WORK REQUIRED
Omit the images and reproduce the rest of the entries exactly.

DATASET EXTRACT
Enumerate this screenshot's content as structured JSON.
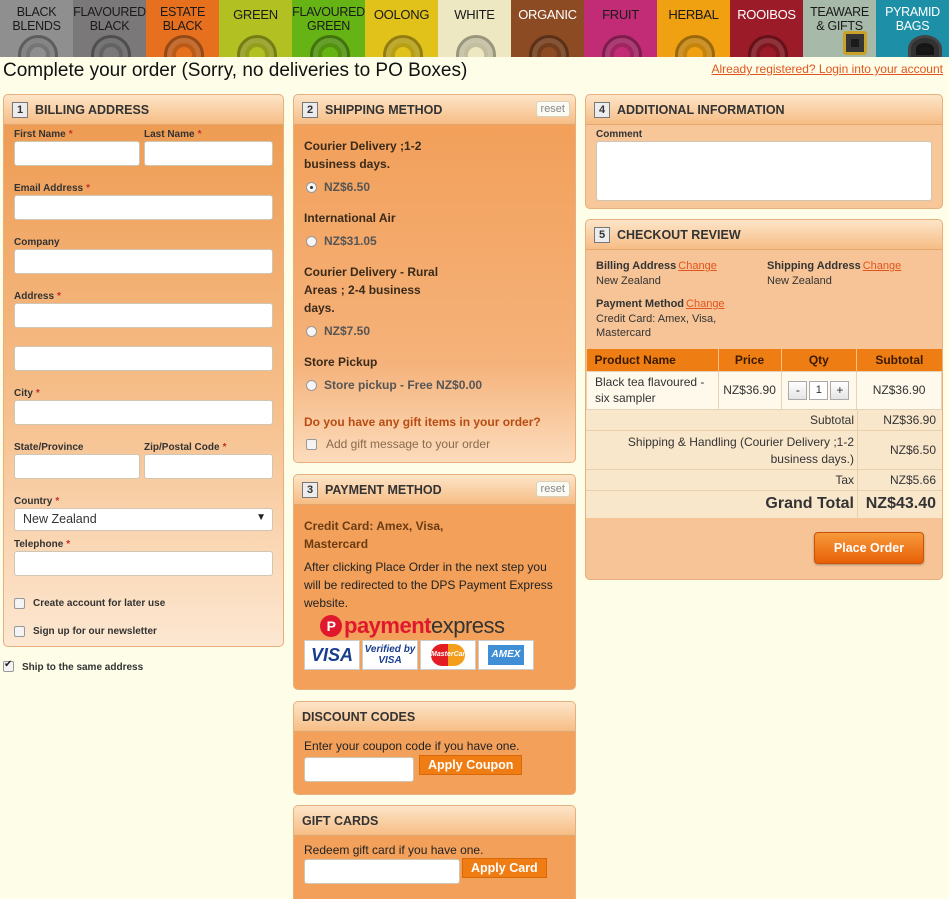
{
  "nav": {
    "tabs": [
      {
        "label": "BLACK BLENDS",
        "color": "#8f8f8f"
      },
      {
        "label": "FLAVOURED BLACK",
        "color": "#7a7878"
      },
      {
        "label": "ESTATE BLACK",
        "color": "#e6701e"
      },
      {
        "label": "GREEN",
        "color": "#b2c022"
      },
      {
        "label": "FLAVOURED GREEN",
        "color": "#66b315"
      },
      {
        "label": "OOLONG",
        "color": "#e0c21a"
      },
      {
        "label": "WHITE",
        "color": "#ede7c2"
      },
      {
        "label": "ORGANIC",
        "color": "#8c4b23"
      },
      {
        "label": "FRUIT",
        "color": "#c22c77"
      },
      {
        "label": "HERBAL",
        "color": "#efa111"
      },
      {
        "label": "ROOIBOS",
        "color": "#9c1b28"
      },
      {
        "label": "TEAWARE & GIFTS",
        "color": "#a7b9a8"
      },
      {
        "label": "PYRAMID BAGS",
        "color": "#1d90a8"
      }
    ]
  },
  "header": {
    "title": "Complete your order (Sorry, no deliveries to PO Boxes)",
    "login_link": "Already registered? Login into your account"
  },
  "billing": {
    "step": "1",
    "title": "BILLING ADDRESS",
    "first_name_label": "First Name",
    "last_name_label": "Last Name",
    "email_label": "Email Address",
    "company_label": "Company",
    "address_label": "Address",
    "city_label": "City",
    "state_label": "State/Province",
    "zip_label": "Zip/Postal Code",
    "country_label": "Country",
    "country_value": "New Zealand",
    "telephone_label": "Telephone",
    "create_account_label": "Create account for later use",
    "newsletter_label": "Sign up for our newsletter",
    "same_address_label": "Ship to the same address",
    "required_mark": "*"
  },
  "shipping": {
    "step": "2",
    "title": "SHIPPING METHOD",
    "reset": "reset",
    "methods": [
      {
        "title_lines": [
          "Courier Delivery ;1-2",
          "business days."
        ],
        "option": "NZ$6.50"
      },
      {
        "title_lines": [
          "International Air"
        ],
        "option": "NZ$31.05"
      },
      {
        "title_lines": [
          "Courier Delivery - Rural",
          "Areas ; 2-4 business",
          "days."
        ],
        "option": "NZ$7.50"
      },
      {
        "title_lines": [
          "Store Pickup"
        ],
        "option": "Store pickup - Free NZ$0.00"
      }
    ],
    "gift_question": "Do you have any gift items in your order?",
    "gift_label": "Add gift message to your order"
  },
  "payment": {
    "step": "3",
    "title": "PAYMENT METHOD",
    "reset": "reset",
    "method_lines": [
      "Credit Card: Amex, Visa,",
      "Mastercard"
    ],
    "note_lines": [
      "After clicking Place Order in the next step you",
      "will be redirected to the DPS Payment Express",
      "website."
    ],
    "logo_a": "payment",
    "logo_b": "express",
    "cards": [
      "VISA",
      "Verified by VISA",
      "MasterCard",
      "AMEX"
    ]
  },
  "discount": {
    "title": "DISCOUNT CODES",
    "text": "Enter your coupon code if you have one.",
    "button": "Apply Coupon"
  },
  "giftcards": {
    "title": "GIFT CARDS",
    "text": "Redeem gift card if you have one.",
    "button": "Apply Card"
  },
  "additional": {
    "step": "4",
    "title": "ADDITIONAL INFORMATION",
    "comment_label": "Comment"
  },
  "review": {
    "step": "5",
    "title": "CHECKOUT REVIEW",
    "change": "Change",
    "billing_label": "Billing Address",
    "billing_value": "New Zealand",
    "shipping_label": "Shipping Address",
    "shipping_value": "New Zealand",
    "payment_label": "Payment Method",
    "payment_value_lines": [
      "Credit Card: Amex, Visa,",
      "Mastercard"
    ],
    "columns": [
      "Product Name",
      "Price",
      "Qty",
      "Subtotal"
    ],
    "item": {
      "name_lines": [
        "Black tea flavoured -",
        "six sampler"
      ],
      "price": "NZ$36.90",
      "qty": "1",
      "subtotal": "NZ$36.90"
    },
    "qty_minus": "-",
    "qty_plus": "+",
    "subtotal_label": "Subtotal",
    "subtotal_value": "NZ$36.90",
    "shipping_handling_lines": [
      "Shipping & Handling (Courier Delivery ;1-2",
      "business days.)"
    ],
    "shipping_handling_value": "NZ$6.50",
    "tax_label": "Tax",
    "tax_value": "NZ$5.66",
    "grand_total_label": "Grand Total",
    "grand_total_value": "NZ$43.40",
    "place_order": "Place Order"
  }
}
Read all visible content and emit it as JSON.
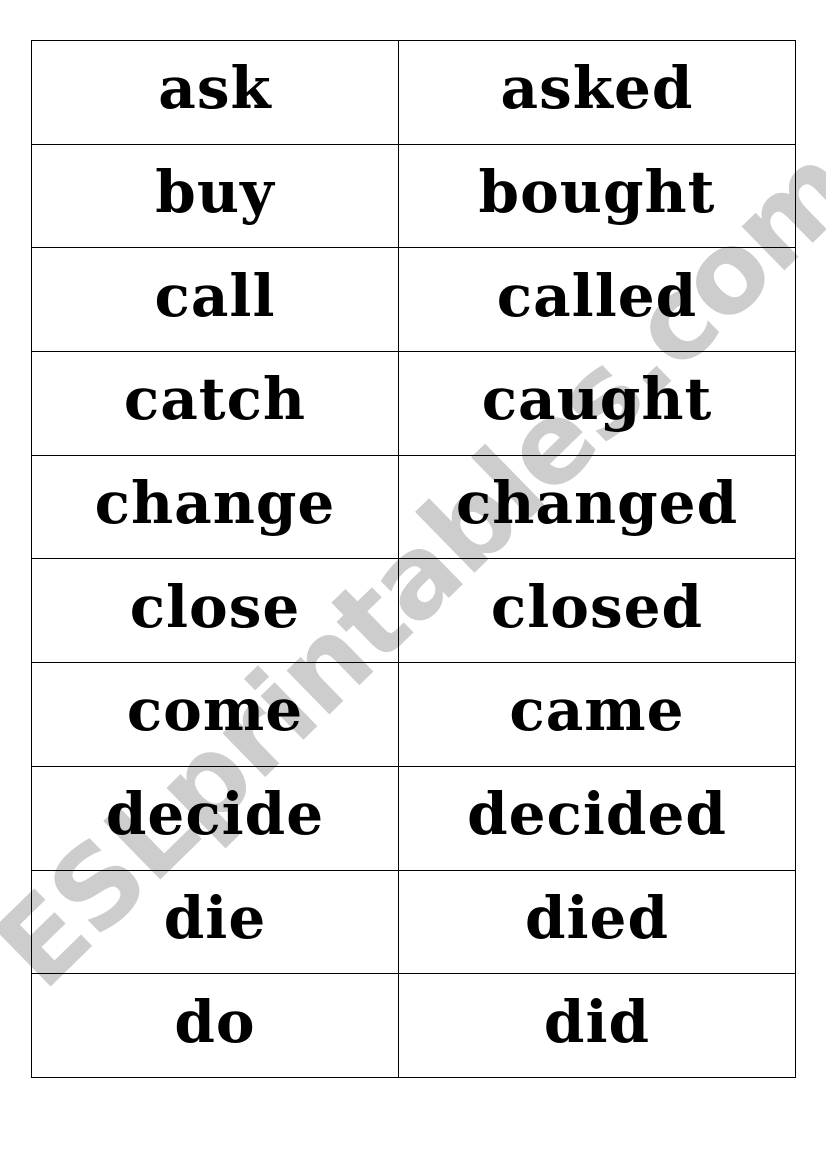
{
  "worksheet": {
    "columns": [
      "base_form",
      "past_form"
    ],
    "rows": [
      {
        "base": "ask",
        "past": "asked"
      },
      {
        "base": "buy",
        "past": "bought"
      },
      {
        "base": "call",
        "past": "called"
      },
      {
        "base": "catch",
        "past": "caught"
      },
      {
        "base": "change",
        "past": "changed"
      },
      {
        "base": "close",
        "past": "closed"
      },
      {
        "base": "come",
        "past": "came"
      },
      {
        "base": "decide",
        "past": "decided"
      },
      {
        "base": "die",
        "past": "died"
      },
      {
        "base": "do",
        "past": "did"
      }
    ]
  },
  "watermark": {
    "text": "ESLprintables.com",
    "color": "#c4c4c4"
  },
  "colors": {
    "text": "#000000",
    "border": "#000000",
    "background": "#ffffff"
  }
}
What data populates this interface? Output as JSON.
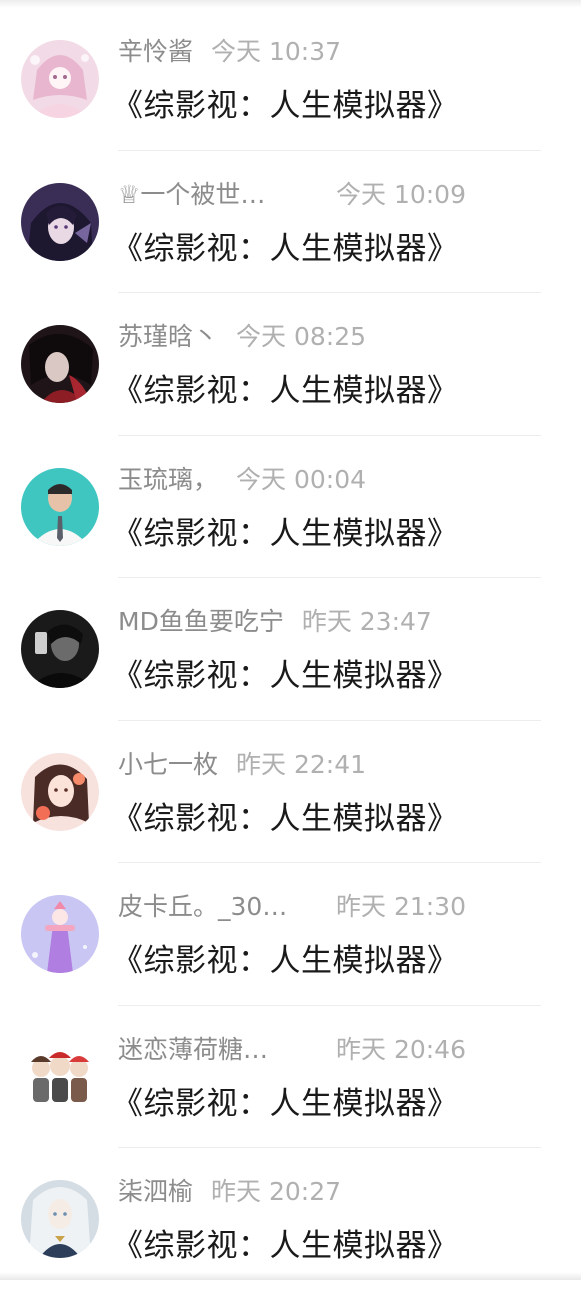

WRITTEN ANSWER
Enumerate this screenshot's content as structured JSON.
{
  "nav": {
    "tabs": [
      {
        "label": "BLACK BLENDS",
        "color": "#8f8f8f"
      },
      {
        "label": "FLAVOURED BLACK",
        "color": "#7a7878"
      },
      {
        "label": "ESTATE BLACK",
        "color": "#e6701e"
      },
      {
        "label": "GREEN",
        "color": "#b2c022"
      },
      {
        "label": "FLAVOURED GREEN",
        "color": "#66b315"
      },
      {
        "label": "OOLONG",
        "color": "#e0c21a"
      },
      {
        "label": "WHITE",
        "color": "#ede7c2"
      },
      {
        "label": "ORGANIC",
        "color": "#8c4b23"
      },
      {
        "label": "FRUIT",
        "color": "#c22c77"
      },
      {
        "label": "HERBAL",
        "color": "#efa111"
      },
      {
        "label": "ROOIBOS",
        "color": "#9c1b28"
      },
      {
        "label": "TEAWARE & GIFTS",
        "color": "#a7b9a8"
      },
      {
        "label": "PYRAMID BAGS",
        "color": "#1d90a8"
      }
    ]
  },
  "header": {
    "title": "Complete your order (Sorry, no deliveries to PO Boxes)",
    "login_link": "Already registered? Login into your account"
  },
  "billing": {
    "step": "1",
    "title": "BILLING ADDRESS",
    "first_name_label": "First Name",
    "last_name_label": "Last Name",
    "email_label": "Email Address",
    "company_label": "Company",
    "address_label": "Address",
    "city_label": "City",
    "state_label": "State/Province",
    "zip_label": "Zip/Postal Code",
    "country_label": "Country",
    "country_value": "New Zealand",
    "telephone_label": "Telephone",
    "create_account_label": "Create account for later use",
    "newsletter_label": "Sign up for our newsletter",
    "same_address_label": "Ship to the same address",
    "required_mark": "*"
  },
  "shipping": {
    "step": "2",
    "title": "SHIPPING METHOD",
    "reset": "reset",
    "methods": [
      {
        "title_lines": [
          "Courier Delivery ;1-2",
          "business days."
        ],
        "option": "NZ$6.50"
      },
      {
        "title_lines": [
          "International Air"
        ],
        "option": "NZ$31.05"
      },
      {
        "title_lines": [
          "Courier Delivery - Rural",
          "Areas ; 2-4 business",
          "days."
        ],
        "option": "NZ$7.50"
      },
      {
        "title_lines": [
          "Store Pickup"
        ],
        "option": "Store pickup - Free NZ$0.00"
      }
    ],
    "gift_question": "Do you have any gift items in your order?",
    "gift_label": "Add gift message to your order"
  },
  "payment": {
    "step": "3",
    "title": "PAYMENT METHOD",
    "reset": "reset",
    "method_lines": [
      "Credit Card: Amex, Visa,",
      "Mastercard"
    ],
    "note_lines": [
      "After clicking Place Order in the next step you",
      "will be redirected to the DPS Payment Express",
      "website."
    ],
    "logo_a": "payment",
    "logo_b": "express",
    "cards": [
      "VISA",
      "Verified by VISA",
      "MasterCard",
      "AMEX"
    ]
  },
  "discount": {
    "title": "DISCOUNT CODES",
    "text": "Enter your coupon code if you have one.",
    "button": "Apply Coupon"
  },
  "giftcards": {
    "title": "GIFT CARDS",
    "text": "Redeem gift card if you have one.",
    "button": "Apply Card"
  },
  "additional": {
    "step": "4",
    "title": "ADDITIONAL INFORMATION",
    "comment_label": "Comment"
  },
  "review": {
    "step": "5",
    "title": "CHECKOUT REVIEW",
    "change": "Change",
    "billing_label": "Billing Address",
    "billing_value": "New Zealand",
    "shipping_label": "Shipping Address",
    "shipping_value": "New Zealand",
    "payment_label": "Payment Method",
    "payment_value_lines": [
      "Credit Card: Amex, Visa,",
      "Mastercard"
    ],
    "columns": [
      "Product Name",
      "Price",
      "Qty",
      "Subtotal"
    ],
    "item": {
      "name_lines": [
        "Black tea flavoured -",
        "six sampler"
      ],
      "price": "NZ$36.90",
      "qty": "1",
      "subtotal": "NZ$36.90"
    },
    "qty_minus": "-",
    "qty_plus": "+",
    "subtotal_label": "Subtotal",
    "subtotal_value": "NZ$36.90",
    "shipping_handling_lines": [
      "Shipping & Handling (Courier Delivery ;1-2",
      "business days.)"
    ],
    "shipping_handling_value": "NZ$6.50",
    "tax_label": "Tax",
    "tax_value": "NZ$5.66",
    "grand_total_label": "Grand Total",
    "grand_total_value": "NZ$43.40",
    "place_order": "Place Order"
  }
}
Read all visible content and emit it as JSON.
{
  "worksheet": {
    "columns": [
      "base_form",
      "past_form"
    ],
    "rows": [
      {
        "base": "ask",
        "past": "asked"
      },
      {
        "base": "buy",
        "past": "bought"
      },
      {
        "base": "call",
        "past": "called"
      },
      {
        "base": "catch",
        "past": "caught"
      },
      {
        "base": "change",
        "past": "changed"
      },
      {
        "base": "close",
        "past": "closed"
      },
      {
        "base": "come",
        "past": "came"
      },
      {
        "base": "decide",
        "past": "decided"
      },
      {
        "base": "die",
        "past": "died"
      },
      {
        "base": "do",
        "past": "did"
      }
    ]
  },
  "watermark": {
    "text": "ESLprintables.com",
    "color": "#c4c4c4"
  },
  "colors": {
    "text": "#000000",
    "border": "#000000",
    "background": "#ffffff"
  }
}
What data populates this interface? Output as JSON.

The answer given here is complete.